**Exercise details**
Repeat the entries that follow verbatim, without any of their pictures.

**Data in this exercise**
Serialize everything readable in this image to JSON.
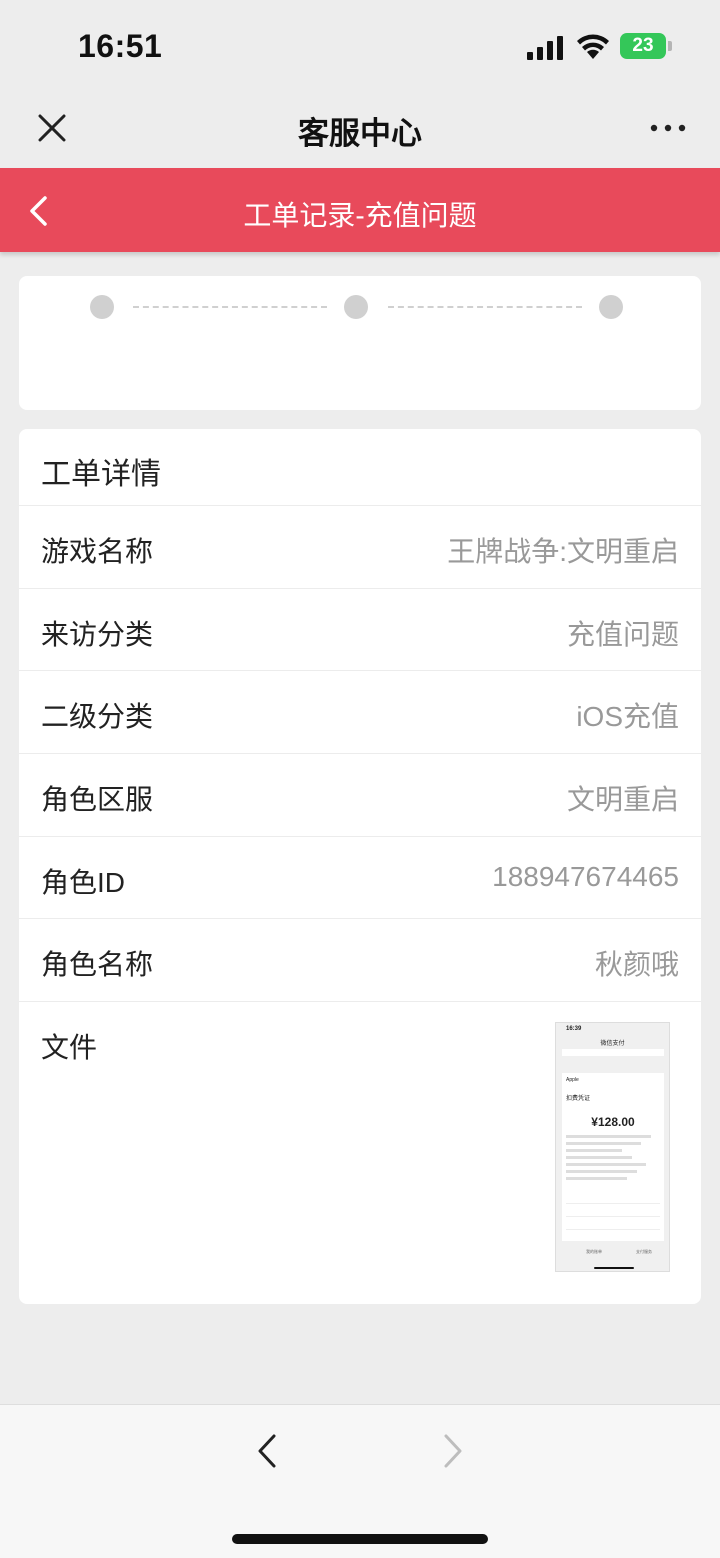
{
  "status_bar": {
    "time": "16:51",
    "battery": "23"
  },
  "nav": {
    "title": "客服中心",
    "close_icon": "close-icon",
    "more_icon": "more-icon"
  },
  "header": {
    "title": "工单记录-充值问题",
    "back_icon": "chevron-left-icon",
    "color": "#e84a5b"
  },
  "progress": {
    "steps": 3
  },
  "detail": {
    "title": "工单详情",
    "rows": [
      {
        "label": "游戏名称",
        "value": "王牌战争:文明重启"
      },
      {
        "label": "来访分类",
        "value": "充值问题"
      },
      {
        "label": "二级分类",
        "value": "iOS充值"
      },
      {
        "label": "角色区服",
        "value": "文明重启"
      },
      {
        "label": "角色ID",
        "value": "188947674465"
      },
      {
        "label": "角色名称",
        "value": "秋颜哦"
      }
    ],
    "file_label": "文件",
    "thumbnail": {
      "time": "16:39",
      "header": "微信支付",
      "apple": "Apple",
      "receipt_label": "扣费凭证",
      "amount": "¥128.00",
      "foot_left": "我的账单",
      "foot_right": "支付服务"
    }
  },
  "bottom_bar": {
    "back_icon": "chevron-left-icon",
    "forward_icon": "chevron-right-icon"
  }
}
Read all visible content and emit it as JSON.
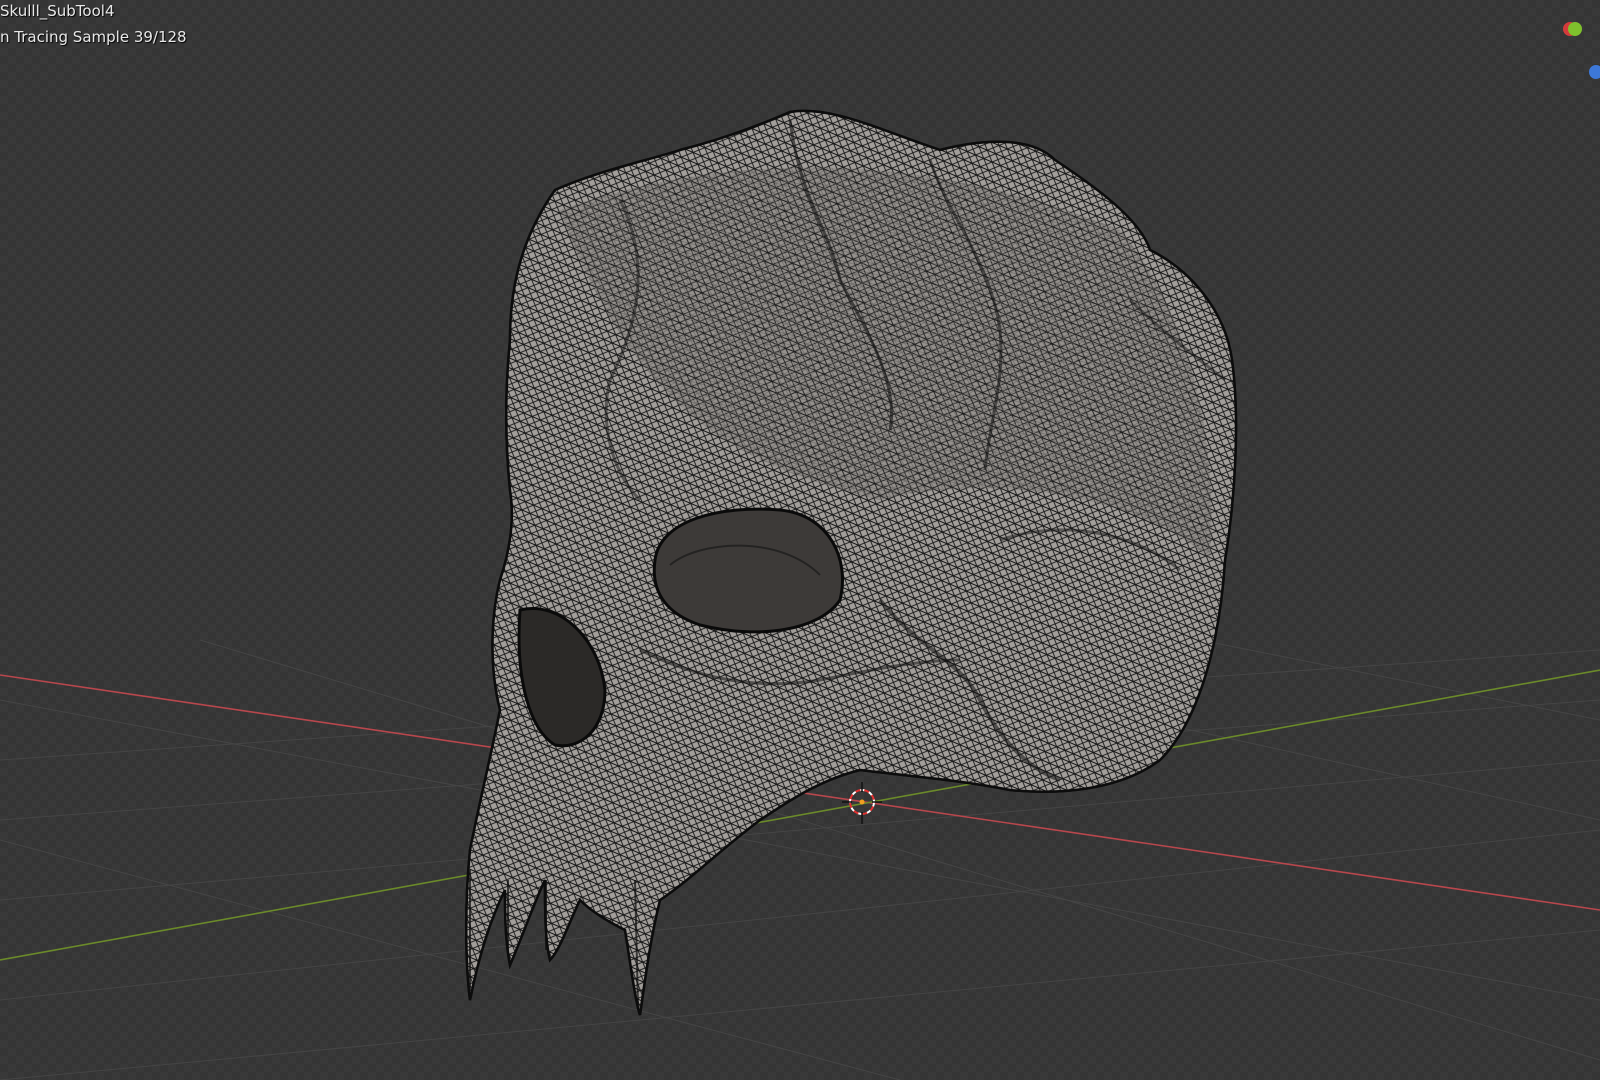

**Written answer**
Serialize everything readable in this image to JSON.
{
  "status_bar": {
    "time": "16:51",
    "battery": "23"
  },
  "nav": {
    "title": "客服中心",
    "close_icon": "close-icon",
    "more_icon": "more-icon"
  },
  "header": {
    "title": "工单记录-充值问题",
    "back_icon": "chevron-left-icon",
    "color": "#e84a5b"
  },
  "progress": {
    "steps": 3
  },
  "detail": {
    "title": "工单详情",
    "rows": [
      {
        "label": "游戏名称",
        "value": "王牌战争:文明重启"
      },
      {
        "label": "来访分类",
        "value": "充值问题"
      },
      {
        "label": "二级分类",
        "value": "iOS充值"
      },
      {
        "label": "角色区服",
        "value": "文明重启"
      },
      {
        "label": "角色ID",
        "value": "188947674465"
      },
      {
        "label": "角色名称",
        "value": "秋颜哦"
      }
    ],
    "file_label": "文件",
    "thumbnail": {
      "time": "16:39",
      "header": "微信支付",
      "apple": "Apple",
      "receipt_label": "扣费凭证",
      "amount": "¥128.00",
      "foot_left": "我的账单",
      "foot_right": "支付服务"
    }
  },
  "bottom_bar": {
    "back_icon": "chevron-left-icon",
    "forward_icon": "chevron-right-icon"
  }
}
Read all visible content and emit it as JSON.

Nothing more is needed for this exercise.